You can call me Shantae, Tae, or just #NurseBae.
Before we get into this, remember, you can find all of my posts about nursing right here!
As you know by now, I am an RN (Registered Nurse) and I graduated with my MSN (Master of Science in Nursing). I have worked as a nurse for five and a half years now, but I didn’t always know I wanted to be a nurse. I actually wanted to be an Optometrist (an eye doctor), and in college I enrolled in a Pre-Optometry track with a declared major of Community Health/ Health Administration. Because I was Pre-Optometry, my course load was heavy and filled with bios, chems, anatomies, etc. Around the time of my junior year I started interning with an optometrist. I figured it would be a good idea to get a feel for the degree I was paying for (#MillennialInDebt, anybody?). While I loved the doctor and his staff (best coworkers EVER!), the work flow of an optometrist didn’t feel right for me. I wanted 1.) more variety in my day and 2.) more work-life balance.

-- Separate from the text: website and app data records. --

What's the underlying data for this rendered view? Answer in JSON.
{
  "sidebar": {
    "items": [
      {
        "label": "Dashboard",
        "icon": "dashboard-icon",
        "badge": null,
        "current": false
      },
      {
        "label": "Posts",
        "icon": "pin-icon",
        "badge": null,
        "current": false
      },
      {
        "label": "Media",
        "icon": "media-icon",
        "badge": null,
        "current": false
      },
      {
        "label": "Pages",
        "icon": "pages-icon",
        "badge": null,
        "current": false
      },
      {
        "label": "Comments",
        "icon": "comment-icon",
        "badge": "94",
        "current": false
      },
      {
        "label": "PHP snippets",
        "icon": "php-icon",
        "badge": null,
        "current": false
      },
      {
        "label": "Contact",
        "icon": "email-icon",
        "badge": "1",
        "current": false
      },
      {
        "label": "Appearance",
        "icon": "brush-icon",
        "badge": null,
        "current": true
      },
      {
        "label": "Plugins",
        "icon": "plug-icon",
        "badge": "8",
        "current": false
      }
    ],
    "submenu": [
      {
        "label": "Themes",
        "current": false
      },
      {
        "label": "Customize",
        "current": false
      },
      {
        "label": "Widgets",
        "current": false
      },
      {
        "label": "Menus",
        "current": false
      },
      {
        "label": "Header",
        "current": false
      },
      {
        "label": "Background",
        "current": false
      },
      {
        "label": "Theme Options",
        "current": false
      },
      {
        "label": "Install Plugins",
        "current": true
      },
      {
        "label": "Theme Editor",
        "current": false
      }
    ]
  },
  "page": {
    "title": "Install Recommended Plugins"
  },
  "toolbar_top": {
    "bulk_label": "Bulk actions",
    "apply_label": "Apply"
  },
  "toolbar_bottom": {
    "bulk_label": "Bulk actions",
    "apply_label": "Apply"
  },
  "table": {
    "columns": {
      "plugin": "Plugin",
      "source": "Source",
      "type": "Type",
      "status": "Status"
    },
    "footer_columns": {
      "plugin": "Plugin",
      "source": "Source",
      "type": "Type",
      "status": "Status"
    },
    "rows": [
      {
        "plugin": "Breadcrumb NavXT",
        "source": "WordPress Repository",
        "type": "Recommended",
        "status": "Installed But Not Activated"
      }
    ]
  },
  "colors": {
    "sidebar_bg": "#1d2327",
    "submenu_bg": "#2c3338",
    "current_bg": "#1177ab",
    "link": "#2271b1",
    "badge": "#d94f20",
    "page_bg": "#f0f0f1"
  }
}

After doing more research and receiving advice from the optometrists, I started volunteering at the local hospital. At this point I had two semesters to figure out wtf I was doing. While volunteering, I was placed on the labor and delivery unit and on my very first day I witnessed a child being born; I witnessed his first cry, his first bath, and the joy on his parents’ face. But most of all, I witnessed the nurses- they were smart, quick, right by their patients’ sides, and taking no shit!
Right there was where I fell in love with nursing. After three months of volunteering and acquiring a whole new understanding and respect for what nurses actually do, that was it for me. I dropped the optometry major, kept the chemistry minor and began a crazy internet search for nursing programs that would fit my unique situation- a college senior whose lost her damn mind!
To my surprise, there were many programs for non-nurses, who had now, decided they wanted to be nurses. I chose an accelerated face-to-face program (as opposed to online), that remains ranked among the top twenty nursing schools in the country. AKA it was hard AF. By the grace of God, support from my friends and family, my strict Type-A study habits, and both my grandmother’s and mother’s wallets, I repeated no classes, graduated on time with honors, and passed the NCLEX (Nursing Board Exam) on the first try. Now, proudly, I am: Shantae, MSN, RN.
Want to know more about my nursing journey and how I chose a school? Leave a comment here.